All bids to be addressed to the Hon. Joseph
Oppenheim, President of the Board of Education.
The Board reserves the right to reject any and
By order of the Board.
J. G DONNELLY, Secretary.
P. S.—For particulars as to sizes, etc., apply
to J. G. Donnelly, Chairman of the Committee on
Purchases and Supplies. 129*
~~CALCIMININGTEf C. ■ . . - . ~~
Ceilings Si ana upwards; rooms $2.50 and up
wards. Tinting walls 10 per cent, extra. Inside
and outside painting from 1 to Hi cents per
square foot. All work guaranteed: Send postal
card or leave orders at shop. ...
104-133 , , 68 West Tenth street.
Reminds us of the im
pression many Eastern
people have regarding
our climate. They im
agine coming to Minne
sota is like going pretty
near the North Pole;
but this climate is much
preferable to that of
London, where they
have snow storms on
the sth of May. As this
is the Spring season and
Spring Weather, it nat
urally occurs to us that
we must don our Spring
Suit. Shall we go to a
tailor and pay him forty
or fifty dollars, or shall
we go to
and buy equally as good
a suit for twenty or
Possibly you cannot
decide until you have
seen our suits, so drop
in any time, and we will
show yon with pleasure,
LOT 1288—A Handsome Sack Suit at $20
LOT 1301—4 Handsome Sack Suit at $20
NOT 1835—A Hansoms Sack Soft at $&

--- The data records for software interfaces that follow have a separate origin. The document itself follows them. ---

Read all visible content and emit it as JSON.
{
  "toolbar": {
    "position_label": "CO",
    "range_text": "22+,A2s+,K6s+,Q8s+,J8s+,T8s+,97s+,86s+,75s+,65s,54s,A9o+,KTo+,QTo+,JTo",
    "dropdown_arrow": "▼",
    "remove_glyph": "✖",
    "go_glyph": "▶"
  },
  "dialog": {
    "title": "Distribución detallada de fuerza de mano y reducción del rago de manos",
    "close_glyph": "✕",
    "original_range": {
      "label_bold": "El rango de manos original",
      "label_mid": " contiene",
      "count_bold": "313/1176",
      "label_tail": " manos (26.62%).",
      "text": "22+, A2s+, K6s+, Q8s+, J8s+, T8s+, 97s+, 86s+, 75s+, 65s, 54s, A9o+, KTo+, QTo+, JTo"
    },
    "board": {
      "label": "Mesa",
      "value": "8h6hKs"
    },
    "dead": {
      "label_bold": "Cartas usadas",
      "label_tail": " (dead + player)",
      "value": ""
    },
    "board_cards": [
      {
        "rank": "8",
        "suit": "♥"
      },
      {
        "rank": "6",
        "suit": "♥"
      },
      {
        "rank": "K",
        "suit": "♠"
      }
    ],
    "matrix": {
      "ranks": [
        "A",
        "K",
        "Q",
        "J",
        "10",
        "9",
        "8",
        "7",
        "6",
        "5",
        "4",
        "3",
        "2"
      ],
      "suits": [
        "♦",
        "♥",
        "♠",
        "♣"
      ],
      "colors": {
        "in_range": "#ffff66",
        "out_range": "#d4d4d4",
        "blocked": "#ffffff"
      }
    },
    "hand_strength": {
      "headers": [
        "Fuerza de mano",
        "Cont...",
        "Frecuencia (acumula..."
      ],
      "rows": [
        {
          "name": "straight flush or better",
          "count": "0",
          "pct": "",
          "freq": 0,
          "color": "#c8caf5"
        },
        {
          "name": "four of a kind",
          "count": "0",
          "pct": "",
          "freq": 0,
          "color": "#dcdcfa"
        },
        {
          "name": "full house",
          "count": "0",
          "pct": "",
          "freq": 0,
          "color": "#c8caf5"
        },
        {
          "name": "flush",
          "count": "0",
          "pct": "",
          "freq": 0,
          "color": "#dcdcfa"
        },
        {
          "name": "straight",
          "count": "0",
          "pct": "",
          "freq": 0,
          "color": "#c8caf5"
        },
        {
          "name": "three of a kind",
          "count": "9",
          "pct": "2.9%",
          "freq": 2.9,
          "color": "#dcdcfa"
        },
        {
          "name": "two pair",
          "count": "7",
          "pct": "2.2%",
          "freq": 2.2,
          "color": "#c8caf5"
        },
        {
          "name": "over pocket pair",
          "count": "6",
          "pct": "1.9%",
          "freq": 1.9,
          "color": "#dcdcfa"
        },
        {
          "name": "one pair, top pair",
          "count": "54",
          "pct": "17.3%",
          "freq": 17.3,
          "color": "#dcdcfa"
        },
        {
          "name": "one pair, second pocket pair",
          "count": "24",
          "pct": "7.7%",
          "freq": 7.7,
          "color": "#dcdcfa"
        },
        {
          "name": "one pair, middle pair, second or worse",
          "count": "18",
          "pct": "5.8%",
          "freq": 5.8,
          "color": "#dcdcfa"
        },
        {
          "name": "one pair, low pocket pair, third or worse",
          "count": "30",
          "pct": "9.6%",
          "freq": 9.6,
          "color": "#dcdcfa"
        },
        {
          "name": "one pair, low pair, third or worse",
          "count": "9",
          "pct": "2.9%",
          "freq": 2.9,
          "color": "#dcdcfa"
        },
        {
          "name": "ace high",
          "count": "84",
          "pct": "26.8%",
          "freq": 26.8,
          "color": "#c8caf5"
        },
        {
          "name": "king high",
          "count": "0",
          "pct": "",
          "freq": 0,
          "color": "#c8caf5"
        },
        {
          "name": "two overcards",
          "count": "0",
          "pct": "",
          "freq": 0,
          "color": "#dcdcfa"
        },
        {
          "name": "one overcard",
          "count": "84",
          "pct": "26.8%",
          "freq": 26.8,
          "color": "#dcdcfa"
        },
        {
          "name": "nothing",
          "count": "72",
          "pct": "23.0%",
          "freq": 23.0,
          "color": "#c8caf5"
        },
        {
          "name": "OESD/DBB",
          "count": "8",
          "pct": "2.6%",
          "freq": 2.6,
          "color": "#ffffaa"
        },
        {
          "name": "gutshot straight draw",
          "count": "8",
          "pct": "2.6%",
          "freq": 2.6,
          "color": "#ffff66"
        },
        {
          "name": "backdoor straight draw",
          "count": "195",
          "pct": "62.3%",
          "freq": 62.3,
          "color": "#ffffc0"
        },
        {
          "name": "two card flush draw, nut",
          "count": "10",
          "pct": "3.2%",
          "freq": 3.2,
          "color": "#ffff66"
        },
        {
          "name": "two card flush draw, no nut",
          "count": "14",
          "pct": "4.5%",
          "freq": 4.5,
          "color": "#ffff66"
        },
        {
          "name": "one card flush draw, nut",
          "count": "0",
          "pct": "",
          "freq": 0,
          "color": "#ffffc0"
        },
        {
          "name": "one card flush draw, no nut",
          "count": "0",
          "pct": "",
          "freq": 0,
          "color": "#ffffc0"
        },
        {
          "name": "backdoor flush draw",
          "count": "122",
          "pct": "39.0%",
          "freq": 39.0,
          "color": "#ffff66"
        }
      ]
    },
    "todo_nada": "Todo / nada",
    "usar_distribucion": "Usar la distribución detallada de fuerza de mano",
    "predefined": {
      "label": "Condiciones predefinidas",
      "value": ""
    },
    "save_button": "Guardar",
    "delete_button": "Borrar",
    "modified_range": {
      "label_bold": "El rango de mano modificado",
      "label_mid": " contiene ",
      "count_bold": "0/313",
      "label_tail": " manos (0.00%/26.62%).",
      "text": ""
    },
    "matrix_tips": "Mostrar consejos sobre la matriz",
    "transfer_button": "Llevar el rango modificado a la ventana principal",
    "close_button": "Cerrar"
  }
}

LOT 1&86-1 Handsome Sack Suit at $25.!
And if you want a Frock
Suit, we can give you
any of the above lots cut
in that style. These are
some of the best suits
we have to offer, and we
claim for them all the
good qualities belong,
ing to custom-made
suits that cost double
these prices. In medium
price suits, from $8 to
$15 and $18, we show a
variety that combine
neatness with durabili
ty. The goods are all
wool; they are well put
together, and the trim
mings and lining are
from substantial and
als. For 1 the Boys we
have just such suits as
mothers delight in. The.
Knockabout Suit for $£
is all the name implies,
Boys may knock about
in them to their hearts*
content and not wear
them out. These suits,
and all of our CREED
MORES have pieces for
patches, the Cavalry
Knee, and an extra pair
KILT SUITS for Little Fellows, .
flannel blouses. sailor su.ts
plaited blouse suits \
Onr Boy9 J Shirt Waists at 25c, sOt
and 75c are new spring patterns, and
The department comprising onr Fnr«
nishing Goods is second to none in the
West. We are not afraid of fine goods,
as we know the people will buy them if
they buy them cheap.
"Make Small Pro/Its" is onr motto
in this and all other departments; con
sequently we are the most successful
retail Clothing, Furnishing Goods and
Hat Store iv Minnesota, and the people
Our retail Price List will post yon on
the value of onr Clothing.
One-Price Cloil Hob,
Cor. Third and Robert, St. Paul.